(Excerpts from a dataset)
* * *
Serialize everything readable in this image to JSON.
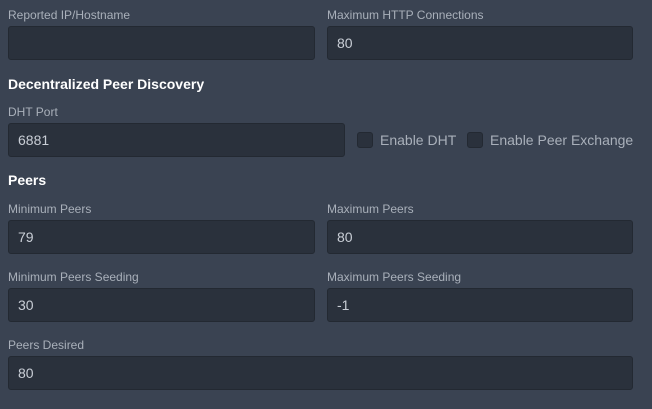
{
  "connection": {
    "reported_ip_label": "Reported IP/Hostname",
    "reported_ip_value": "",
    "max_http_label": "Maximum HTTP Connections",
    "max_http_value": "80"
  },
  "dht": {
    "section_title": "Decentralized Peer Discovery",
    "port_label": "DHT Port",
    "port_value": "6881",
    "enable_dht_label": "Enable DHT",
    "enable_dht_checked": false,
    "enable_pex_label": "Enable Peer Exchange",
    "enable_pex_checked": false
  },
  "peers": {
    "section_title": "Peers",
    "min_peers_label": "Minimum Peers",
    "min_peers_value": "79",
    "max_peers_label": "Maximum Peers",
    "max_peers_value": "80",
    "min_seeding_label": "Minimum Peers Seeding",
    "min_seeding_value": "30",
    "max_seeding_label": "Maximum Peers Seeding",
    "max_seeding_value": "-1",
    "desired_label": "Peers Desired",
    "desired_value": "80"
  },
  "colors": {
    "background": "#3a4352",
    "field_background": "#2a313c",
    "label_text": "#a9b0ba",
    "section_text": "#ffffff"
  }
}
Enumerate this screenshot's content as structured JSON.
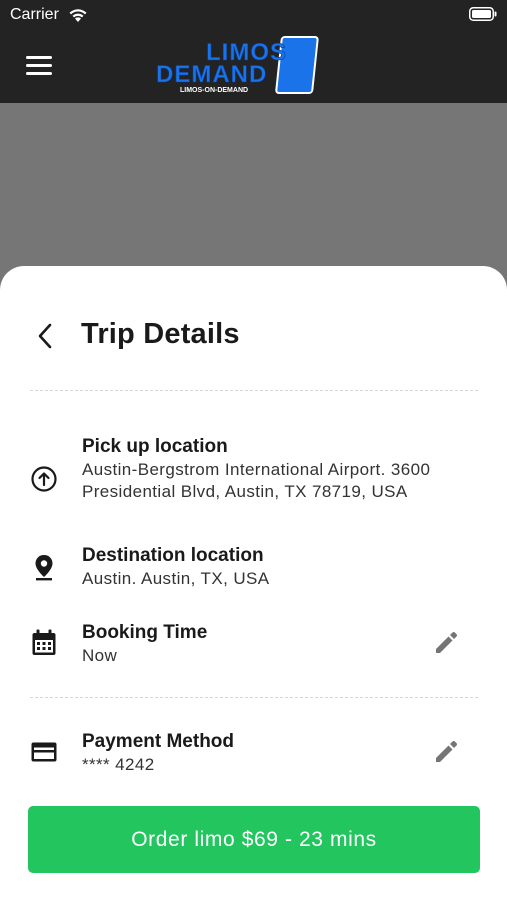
{
  "status_bar": {
    "carrier": "Carrier"
  },
  "header": {
    "logo": {
      "line1": "LIMOS",
      "line2": "DEMAND",
      "tagline": "LIMOS-ON-DEMAND"
    }
  },
  "trip": {
    "title": "Trip Details",
    "pickup": {
      "label": "Pick up location",
      "value": "Austin-Bergstrom International Airport. 3600 Presidential Blvd, Austin, TX 78719, USA",
      "icon": "arrow-up-circle-icon"
    },
    "destination": {
      "label": "Destination location",
      "value": "Austin. Austin, TX, USA",
      "icon": "location-pin-icon"
    },
    "booking": {
      "label": "Booking Time",
      "value": "Now",
      "icon": "calendar-icon"
    },
    "payment": {
      "label": "Payment Method",
      "value": "**** 4242",
      "icon": "credit-card-icon"
    }
  },
  "order_button": {
    "label": "Order limo $69 - 23 mins"
  },
  "colors": {
    "header_bg": "#222322",
    "map_bg": "#767676",
    "logo_blue": "#1a73e8",
    "accent_green": "#22c55e",
    "icon_gray": "#757575"
  }
}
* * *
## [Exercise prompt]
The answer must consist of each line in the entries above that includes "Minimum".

## [Your response]
    "min_peers_label": "Minimum Peers",
    "min_seeding_label": "Minimum Peers Seeding",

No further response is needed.